### Your instructions
The answer must repeat each line of the material exactly.

### Provided records
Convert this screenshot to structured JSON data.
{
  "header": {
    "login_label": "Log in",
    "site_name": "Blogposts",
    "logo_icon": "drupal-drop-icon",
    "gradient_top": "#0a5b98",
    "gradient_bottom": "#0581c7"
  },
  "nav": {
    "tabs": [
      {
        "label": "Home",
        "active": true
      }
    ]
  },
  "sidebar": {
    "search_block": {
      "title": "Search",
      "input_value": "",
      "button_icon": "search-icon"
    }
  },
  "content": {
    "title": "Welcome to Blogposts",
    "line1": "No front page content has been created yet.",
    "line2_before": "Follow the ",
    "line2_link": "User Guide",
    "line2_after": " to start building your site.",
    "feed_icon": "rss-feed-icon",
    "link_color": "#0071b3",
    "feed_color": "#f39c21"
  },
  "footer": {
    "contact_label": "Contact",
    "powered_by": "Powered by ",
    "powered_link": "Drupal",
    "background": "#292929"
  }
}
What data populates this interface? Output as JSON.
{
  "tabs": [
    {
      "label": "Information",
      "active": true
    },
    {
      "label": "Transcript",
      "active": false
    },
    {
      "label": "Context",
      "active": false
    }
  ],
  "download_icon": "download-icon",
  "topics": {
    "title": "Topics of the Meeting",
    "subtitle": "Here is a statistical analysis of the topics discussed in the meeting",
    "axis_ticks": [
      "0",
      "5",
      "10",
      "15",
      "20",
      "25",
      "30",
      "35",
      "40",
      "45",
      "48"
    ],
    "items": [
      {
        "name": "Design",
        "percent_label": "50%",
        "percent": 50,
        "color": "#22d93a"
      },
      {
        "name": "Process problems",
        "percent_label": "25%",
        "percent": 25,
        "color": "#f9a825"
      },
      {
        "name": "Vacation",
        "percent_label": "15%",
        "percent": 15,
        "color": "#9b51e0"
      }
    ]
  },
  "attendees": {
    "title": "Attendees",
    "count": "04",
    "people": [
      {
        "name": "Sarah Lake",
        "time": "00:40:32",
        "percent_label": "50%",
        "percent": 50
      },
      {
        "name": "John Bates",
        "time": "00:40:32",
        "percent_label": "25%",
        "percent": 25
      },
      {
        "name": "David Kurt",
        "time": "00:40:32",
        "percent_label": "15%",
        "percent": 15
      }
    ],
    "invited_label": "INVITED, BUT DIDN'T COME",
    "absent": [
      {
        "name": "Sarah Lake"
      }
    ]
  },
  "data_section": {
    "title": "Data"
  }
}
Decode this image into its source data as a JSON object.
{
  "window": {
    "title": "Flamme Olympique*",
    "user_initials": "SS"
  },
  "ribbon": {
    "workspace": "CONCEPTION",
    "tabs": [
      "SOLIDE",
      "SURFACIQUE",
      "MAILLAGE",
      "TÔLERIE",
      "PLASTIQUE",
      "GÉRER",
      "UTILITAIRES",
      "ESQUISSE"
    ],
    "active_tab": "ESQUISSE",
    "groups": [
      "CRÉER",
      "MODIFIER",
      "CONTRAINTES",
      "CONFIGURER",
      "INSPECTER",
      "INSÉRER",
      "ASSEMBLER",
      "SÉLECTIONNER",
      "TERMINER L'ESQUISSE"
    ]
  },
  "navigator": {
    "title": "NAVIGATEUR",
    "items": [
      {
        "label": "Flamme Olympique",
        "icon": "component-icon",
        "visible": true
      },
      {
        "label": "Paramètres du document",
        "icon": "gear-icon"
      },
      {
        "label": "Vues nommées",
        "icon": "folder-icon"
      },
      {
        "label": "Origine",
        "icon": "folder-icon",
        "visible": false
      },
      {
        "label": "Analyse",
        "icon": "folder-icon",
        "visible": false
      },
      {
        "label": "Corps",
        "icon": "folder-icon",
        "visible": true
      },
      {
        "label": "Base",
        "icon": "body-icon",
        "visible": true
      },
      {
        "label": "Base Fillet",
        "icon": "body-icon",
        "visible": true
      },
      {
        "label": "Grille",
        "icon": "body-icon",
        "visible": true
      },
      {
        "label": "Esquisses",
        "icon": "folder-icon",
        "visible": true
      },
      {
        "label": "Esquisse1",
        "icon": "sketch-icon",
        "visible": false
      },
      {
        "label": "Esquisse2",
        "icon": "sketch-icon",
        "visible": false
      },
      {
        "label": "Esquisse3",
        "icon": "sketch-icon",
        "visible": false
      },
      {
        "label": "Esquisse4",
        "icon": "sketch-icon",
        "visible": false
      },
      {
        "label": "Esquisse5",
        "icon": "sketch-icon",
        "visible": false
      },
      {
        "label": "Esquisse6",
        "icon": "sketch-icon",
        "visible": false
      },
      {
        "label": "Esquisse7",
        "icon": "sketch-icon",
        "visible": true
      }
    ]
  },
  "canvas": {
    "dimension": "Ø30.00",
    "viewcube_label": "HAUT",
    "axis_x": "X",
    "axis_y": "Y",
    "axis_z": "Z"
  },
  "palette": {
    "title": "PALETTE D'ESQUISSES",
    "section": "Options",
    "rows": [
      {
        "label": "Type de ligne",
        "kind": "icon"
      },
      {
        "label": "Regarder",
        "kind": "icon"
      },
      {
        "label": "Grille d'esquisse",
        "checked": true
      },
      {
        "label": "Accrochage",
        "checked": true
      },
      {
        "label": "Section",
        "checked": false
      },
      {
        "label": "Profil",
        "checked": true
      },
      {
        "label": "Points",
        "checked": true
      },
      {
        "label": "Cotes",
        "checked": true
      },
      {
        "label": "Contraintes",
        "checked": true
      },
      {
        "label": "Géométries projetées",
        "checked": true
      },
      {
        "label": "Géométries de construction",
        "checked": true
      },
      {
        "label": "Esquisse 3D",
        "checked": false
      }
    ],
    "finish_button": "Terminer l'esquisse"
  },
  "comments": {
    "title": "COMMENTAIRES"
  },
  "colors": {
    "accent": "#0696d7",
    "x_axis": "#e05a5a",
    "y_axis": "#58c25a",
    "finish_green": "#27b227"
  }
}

### Task result
Convert this screenshot to structured JSON data.
{
  "header": {
    "login_label": "Log in",
    "site_name": "Blogposts",
    "logo_icon": "drupal-drop-icon",
    "gradient_top": "#0a5b98",
    "gradient_bottom": "#0581c7"
  },
  "nav": {
    "tabs": [
      {
        "label": "Home",
        "active": true
      }
    ]
  },
  "sidebar": {
    "search_block": {
      "title": "Search",
      "input_value": "",
      "button_icon": "search-icon"
    }
  },
  "content": {
    "title": "Welcome to Blogposts",
    "line1": "No front page content has been created yet.",
    "line2_before": "Follow the ",
    "line2_link": "User Guide",
    "line2_after": " to start building your site.",
    "feed_icon": "rss-feed-icon",
    "link_color": "#0071b3",
    "feed_color": "#f39c21"
  },
  "footer": {
    "contact_label": "Contact",
    "powered_by": "Powered by ",
    "powered_link": "Drupal",
    "background": "#292929"
  }
}
What data populates this interface? Output as JSON.
{
  "tabs": [
    {
      "label": "Information",
      "active": true
    },
    {
      "label": "Transcript",
      "active": false
    },
    {
      "label": "Context",
      "active": false
    }
  ],
  "download_icon": "download-icon",
  "topics": {
    "title": "Topics of the Meeting",
    "subtitle": "Here is a statistical analysis of the topics discussed in the meeting",
    "axis_ticks": [
      "0",
      "5",
      "10",
      "15",
      "20",
      "25",
      "30",
      "35",
      "40",
      "45",
      "48"
    ],
    "items": [
      {
        "name": "Design",
        "percent_label": "50%",
        "percent": 50,
        "color": "#22d93a"
      },
      {
        "name": "Process problems",
        "percent_label": "25%",
        "percent": 25,
        "color": "#f9a825"
      },
      {
        "name": "Vacation",
        "percent_label": "15%",
        "percent": 15,
        "color": "#9b51e0"
      }
    ]
  },
  "attendees": {
    "title": "Attendees",
    "count": "04",
    "people": [
      {
        "name": "Sarah Lake",
        "time": "00:40:32",
        "percent_label": "50%",
        "percent": 50
      },
      {
        "name": "John Bates",
        "time": "00:40:32",
        "percent_label": "25%",
        "percent": 25
      },
      {
        "name": "David Kurt",
        "time": "00:40:32",
        "percent_label": "15%",
        "percent": 15
      }
    ],
    "invited_label": "INVITED, BUT DIDN'T COME",
    "absent": [
      {
        "name": "Sarah Lake"
      }
    ]
  },
  "data_section": {
    "title": "Data"
  }
}
Decode this image into its source data as a JSON object.
{
  "window": {
    "title": "Flamme Olympique*",
    "user_initials": "SS"
  },
  "ribbon": {
    "workspace": "CONCEPTION",
    "tabs": [
      "SOLIDE",
      "SURFACIQUE",
      "MAILLAGE",
      "TÔLERIE",
      "PLASTIQUE",
      "GÉRER",
      "UTILITAIRES",
      "ESQUISSE"
    ],
    "active_tab": "ESQUISSE",
    "groups": [
      "CRÉER",
      "MODIFIER",
      "CONTRAINTES",
      "CONFIGURER",
      "INSPECTER",
      "INSÉRER",
      "ASSEMBLER",
      "SÉLECTIONNER",
      "TERMINER L'ESQUISSE"
    ]
  },
  "navigator": {
    "title": "NAVIGATEUR",
    "items": [
      {
        "label": "Flamme Olympique",
        "icon": "component-icon",
        "visible": true
      },
      {
        "label": "Paramètres du document",
        "icon": "gear-icon"
      },
      {
        "label": "Vues nommées",
        "icon": "folder-icon"
      },
      {
        "label": "Origine",
        "icon": "folder-icon",
        "visible": false
      },
      {
        "label": "Analyse",
        "icon": "folder-icon",
        "visible": false
      },
      {
        "label": "Corps",
        "icon": "folder-icon",
        "visible": true
      },
      {
        "label": "Base",
        "icon": "body-icon",
        "visible": true
      },
      {
        "label": "Base Fillet",
        "icon": "body-icon",
        "visible": true
      },
      {
        "label": "Grille",
        "icon": "body-icon",
        "visible": true
      },
      {
        "label": "Esquisses",
        "icon": "folder-icon",
        "visible": true
      },
      {
        "label": "Esquisse1",
        "icon": "sketch-icon",
        "visible": false
      },
      {
        "label": "Esquisse2",
        "icon": "sketch-icon",
        "visible": false
      },
      {
        "label": "Esquisse3",
        "icon": "sketch-icon",
        "visible": false
      },
      {
        "label": "Esquisse4",
        "icon": "sketch-icon",
        "visible": false
      },
      {
        "label": "Esquisse5",
        "icon": "sketch-icon",
        "visible": false
      },
      {
        "label": "Esquisse6",
        "icon": "sketch-icon",
        "visible": false
      },
      {
        "label": "Esquisse7",
        "icon": "sketch-icon",
        "visible": true
      }
    ]
  },
  "canvas": {
    "dimension": "Ø30.00",
    "viewcube_label": "HAUT",
    "axis_x": "X",
    "axis_y": "Y",
    "axis_z": "Z"
  },
  "palette": {
    "title": "PALETTE D'ESQUISSES",
    "section": "Options",
    "rows": [
      {
        "label": "Type de ligne",
        "kind": "icon"
      },
      {
        "label": "Regarder",
        "kind": "icon"
      },
      {
        "label": "Grille d'esquisse",
        "checked": true
      },
      {
        "label": "Accrochage",
        "checked": true
      },
      {
        "label": "Section",
        "checked": false
      },
      {
        "label": "Profil",
        "checked": true
      },
      {
        "label": "Points",
        "checked": true
      },
      {
        "label": "Cotes",
        "checked": true
      },
      {
        "label": "Contraintes",
        "checked": true
      },
      {
        "label": "Géométries projetées",
        "checked": true
      },
      {
        "label": "Géométries de construction",
        "checked": true
      },
      {
        "label": "Esquisse 3D",
        "checked": false
      }
    ],
    "finish_button": "Terminer l'esquisse"
  },
  "comments": {
    "title": "COMMENTAIRES"
  },
  "colors": {
    "accent": "#0696d7",
    "x_axis": "#e05a5a",
    "y_axis": "#58c25a",
    "finish_green": "#27b227"
  }
}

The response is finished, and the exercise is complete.